The East Baton Rouge Parish coroner said Harold Orillion, a parish resident, died from the COVID-19 respiratory illness on Wednesday. Three sources told The Advocate that Orillion had ties to the Life Tabernacle Church. They spoke on condition of anonymity because they were not authorized to publicly discuss a link between the man and the church.

The Rev. Tony Spell, the church's pastor, did not return messages left Thursday about Orillion after the coroner released his death information following a public records request from The Advocate.

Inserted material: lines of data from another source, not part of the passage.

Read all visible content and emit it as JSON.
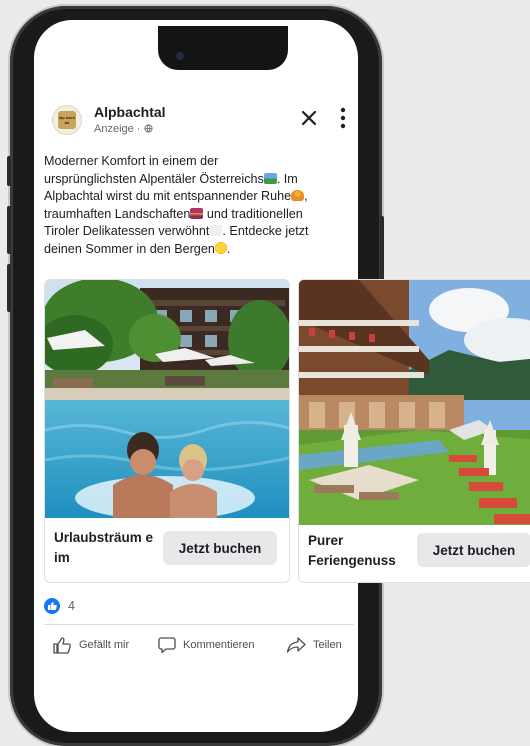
{
  "post": {
    "page_name": "Alpbachtal",
    "sponsored": "Anzeige · ",
    "logo_text": "alp bach tal",
    "text": {
      "l1": "Moderner Komfort in einem der",
      "l2": "ursprünglichsten Alpentäler Österreichs",
      "l2b": ". Im",
      "l3": "Alpbachtal wirst du mit entspannender Ruhe",
      "l3b": ",",
      "l4": "traumhaften Landschaften",
      "l4b": " und traditionellen",
      "l5": "Tiroler Delikatessen verwöhnt",
      "l5b": ". Entdecke jetzt",
      "l6": "deinen Sommer in den Bergen",
      "l6b": "."
    }
  },
  "carousel": [
    {
      "title": "Urlaubsträum e im",
      "cta": "Jetzt buchen"
    },
    {
      "title": "Purer Feriengenuss",
      "cta": "Jetzt buchen"
    }
  ],
  "reactions": {
    "count": "4"
  },
  "actions": {
    "like": "Gefällt mir",
    "comment": "Kommentieren",
    "share": "Teilen"
  },
  "icons": [
    "close-icon",
    "more-icon",
    "globe-icon",
    "like-icon",
    "comment-icon",
    "share-icon"
  ],
  "colors": {
    "facebook_blue": "#1877f2",
    "button_gray": "#e7e8ea",
    "text": "#1c1e21",
    "muted": "#65676b"
  }
}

Spell later in the day confirmed to television stations WAFB and WVLA that Orillion was a parishioner in good standing.

Spell also disputed that Orillion's death was due to the virus, despite the coroner's determination. "That is a lie," Spell told WAFB.

Attempts to reach Orillion's wife and his living siblings in the Baton Rouge area were either unsuccessful or ended with no comment.

News of the death comes hours after a lawyer representing Spell and the church in an expected legal fight over the state's social distancing restrictions on churches confirmed he had been hospitalized and was on oxygen after contracting the virus.   

The lawyer, Jeff Wittenbrink, attended two events at Life Tabernacle Church —  an April 2 news conference and an April 5 church service, and has been at Baton Rouge General since Tuesday after progressively worsening conditions, including a high fever and persistent cough, he said.

It's not clear where Wittenbrink or Orillion actually contracted the virus. Wittenbrink said he doesn't know but that he hadn't been careful enough during his outings in the public in recent weeks.

During a midday news conference, Gov. John Bel Edwards was asked if the church was being investigated as a possible coronavirus cluster.

"I am not aware of any investigation," he said.

At the time, news of the lawyer's hospitalization was just being published online. Since then, Orillion's death has also come to light. The state Department of Health has said it identifies a cluster as "two or more cases that appear to be connected."

A Health Department spokesman didn't immediately return a call for comment about the church in light of the latest developments.

Spell's fight against the order, along with a handful of other religious leaders nationally against similar restrictions, has attracted worldwide attention. He has been charged with six misdemeanor counts of violating Edwards' orders.

Spell, who has faced criticism over his stand, has made several provocative comments about the virus and the resulting controversy, including telling TMZ that true Christians do not mind dying from the virus but from "fear living in fear, cowardice of their convictions."

While many houses of worship have converted to online services, Spell maintains that in-person services are essential to his congregation's faith and financial well-being. 

Reporters Lea Skene and Jacqueline DeRobertis contributed to this story.


Email David J. Mitchell at dmitchell@theadvocate.com

Follow David J. Mitchell on Twitter, @NewsieDave.